McGill University has fired 72 teaching assistants from exam supervisor positions, jobs that are outside the striking TA union. The school has also fired sessional instructors belonging to the same union. McGill's AVP of Human Resources says the school is "simply following the letter of the Quebec labour code," which prohibits an employer from using the services of an employee belonging to a bargaining unit that is on strike or in lockout. The Montreal Gazette says McGill is "playing hardball." (McGill was recently found in violation of the labour code when professors without managerial status were taking on the workload of striking TAs.) Montreal Gazette

Red Deer College launches "college is better" campaign

Alberta's Red Deer College has launched their first multi-channel recruitment advertising campaign. With wry headlines like "Playing scratch and win tickets isn't a career path," the campaign features the tagline, "Dreams are good. College is better." The campaign, which is targeting Calgary and Edmonton markets, stresses a positive difference between college and university: seats still open at RDC for fall classes while other institutions are reaching capacity, and credit-card payment options, while many universities are rejecting credit card payments. RDC News Release

Employment comes sooner for applied grads in BC

Results from the BC College and Institute Student Outcomes Survey (CISO) shows 85% of applied program graduates were employed at the time of the survey, compared to just 64% of arts and sciences graduates. Students who studied arts and science were more likely to pursue further studies. 95% of respondents said they were satisfied or very satisfied with their education. CISO is conducted annually province-wide, and asks former students to rate their education and report on further studies or employment experiences. Maclean's OnCampus | Methodology

MBA students not finding idealism in job market

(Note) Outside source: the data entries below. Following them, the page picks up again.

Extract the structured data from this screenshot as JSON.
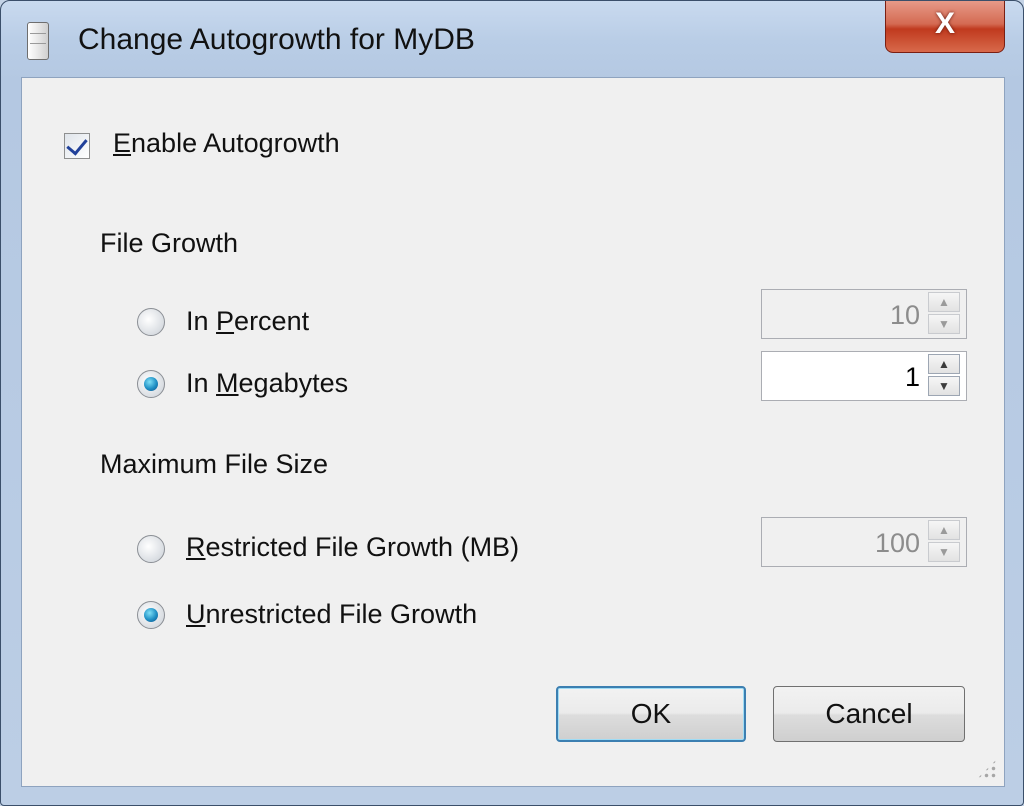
{
  "window": {
    "title": "Change Autogrowth for MyDB",
    "close_glyph": "X"
  },
  "enable_autogrowth": {
    "label_access": "E",
    "label_rest": "nable Autogrowth",
    "checked": true
  },
  "file_growth": {
    "heading": "File Growth",
    "percent": {
      "prefix": "In ",
      "access": "P",
      "rest": "ercent",
      "selected": false,
      "value": "10",
      "enabled": false
    },
    "megabytes": {
      "prefix": "In ",
      "access": "M",
      "rest": "egabytes",
      "selected": true,
      "value": "1",
      "enabled": true
    }
  },
  "max_file_size": {
    "heading": "Maximum File Size",
    "restricted": {
      "access": "R",
      "rest": "estricted File Growth (MB)",
      "selected": false,
      "value": "100",
      "enabled": false
    },
    "unrestricted": {
      "access": "U",
      "rest": "nrestricted File Growth",
      "selected": true
    }
  },
  "buttons": {
    "ok": "OK",
    "cancel": "Cancel"
  },
  "icons": {
    "window_icon": "database-file-icon",
    "close": "close-icon",
    "spin_up": "▲",
    "spin_down": "▼"
  }
}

A new report from the Aspen Institute Centre for Business Education finds a growing number of US business students are looking at companies which strive to make a difference, but finding recruiters aren't nearly as interested in social and environmental issues. 50% of students felt recruiters placed emphasis on a candidate's personal integrity, while just 7% thought their understanding of social and political issues mattered to recruiters. 83% of students said they expected to be asked on occasion to do something in business that went against their values, but only 45% said they would voice their objections. Women in MBA programs were more likely to care about having a positive impact than their male counterparts, and one-third of students indicated that a company's environmental record would influence where they would apply for jobs.  The Chronicle of Higher Education (subscription required)

Facebook application helps students research graduate schools

US News & World Report created a Facebook application called Gradzilla, which is designed to help students research graduate programs in the US. Gradzilla uses data based on US News' grad school rankings. The application offers a search engine, polls, access to school rankings, school information, and interaction with schools' profiles. US News & World Report | Gradzilla on Facebook Platform

Fair-weather friends in US college admissions offices

Just what students need to confirm their worst fears about arbitrary admissions policies: new research finds that the odds of students getting into a college are affected by the weather on the day their applications are being reviewed. The study, published in the Journal of Behavioral Decision, examined over 680 college applications and judged recommendations based on weather by the dates on the applications. According to the study, applications reviewed on the sunniest days were more than 10% likelier to be accepted, and pleasant weather prompted reviewers to place less merit on academic achievement. Boston Globe